Gaylor also insists that the signs violate Lemon v. Kurtzman, or the "Lemon Test," which proposes that a violation of the separation of church and state occurs when there is an excessive entanglement of religion and the state. For that reason, Gaylor barks that the signs must come done and the city must inform her group of what they intend to do.
Notice to Wisconsin-based atheist group: Texans do not like being told what they MUST do. They say things like, "Come and take it," when you give them orders.
There comes a certain point in the life of most I-can-have-my-belief-but-you-can't-have-yours types where reason is surpassed by zeal for their secularist vision. This is one of those cases.
These signs are not a public display of support for a particular faith, representing an entanglement. They're not even a tacit endorsement of a particular deity. After all, these days, the Attorney General can – oh, let's say – change "Allah" to "God" in an audio transcript and expect that people will take the two as one and the same.

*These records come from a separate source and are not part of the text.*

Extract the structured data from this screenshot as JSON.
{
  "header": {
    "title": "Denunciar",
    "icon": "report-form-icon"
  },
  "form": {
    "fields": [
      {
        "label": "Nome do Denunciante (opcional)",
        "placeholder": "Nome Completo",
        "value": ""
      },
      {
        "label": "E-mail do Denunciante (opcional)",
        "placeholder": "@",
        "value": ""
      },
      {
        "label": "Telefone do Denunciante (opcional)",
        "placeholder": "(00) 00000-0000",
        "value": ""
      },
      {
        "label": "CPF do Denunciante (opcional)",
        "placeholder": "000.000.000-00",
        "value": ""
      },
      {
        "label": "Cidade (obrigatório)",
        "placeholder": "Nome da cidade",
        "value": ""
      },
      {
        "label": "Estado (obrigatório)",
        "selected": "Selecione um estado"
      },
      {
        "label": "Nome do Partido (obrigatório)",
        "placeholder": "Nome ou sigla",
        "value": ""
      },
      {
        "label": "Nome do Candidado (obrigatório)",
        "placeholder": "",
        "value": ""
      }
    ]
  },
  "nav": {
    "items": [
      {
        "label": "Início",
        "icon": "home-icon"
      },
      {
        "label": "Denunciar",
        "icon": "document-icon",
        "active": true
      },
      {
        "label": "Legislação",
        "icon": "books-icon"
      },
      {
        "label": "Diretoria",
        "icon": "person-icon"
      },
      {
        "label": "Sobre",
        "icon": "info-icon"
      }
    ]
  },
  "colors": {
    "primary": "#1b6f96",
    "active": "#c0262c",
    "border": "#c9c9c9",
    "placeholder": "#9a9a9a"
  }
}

No one is compelled toward belief in God by the sign. No one is coerced to violate their conscience by passing the sign unless, of course, they are bothered by common vocabulary. Failure to bow and prostrate oneself before the sign – which seems to be what the atheist group thinks is required – will not result in confinement or confiscation of property.
These tests – compulsion, coercion, conscience, confinement, and confiscation – along with the context in which the supposed offense occurs should be the determining factors when trying to decide if the word "God" is used in a manner inconsistent with the Constitution.
I say all this to say that the atheists' dog won't hunt.
What remains to be seen now is if the folks in Hondo are ready to put up the money it will take to fight the inevitable lawsuit the foundation will file. And they will file it. They are well funded – in high cotton, as we say – and most small towns aren't. What the atheists cannot win in court, they often win by bleeding people dry.
The Hondo signs are nothing more than a humorous way of conveying a point using the common vernacular. On this one, the Freedom from Religion Foundation has it flat wrong (again) and their "advice" is about as welcome as a skunk at a lawn party.
Dr. Gregory Tomlin covers the intersection of politics, culture and religion for Christian Examiner. He is also a professor of Church History and a faculty instructional mentor for Liberty University's Rawlings School of Divinity. Tomlin earned his Ph.D. at Southwestern Baptist Theological Seminary, and also studied at Baylor University and Boston University's summer Institute on Culture, Religion and World Affairs (CURA). He wrote his dissertation on Southern Baptists and their influence on military-foreign policy in Vietnam from 1965-1973.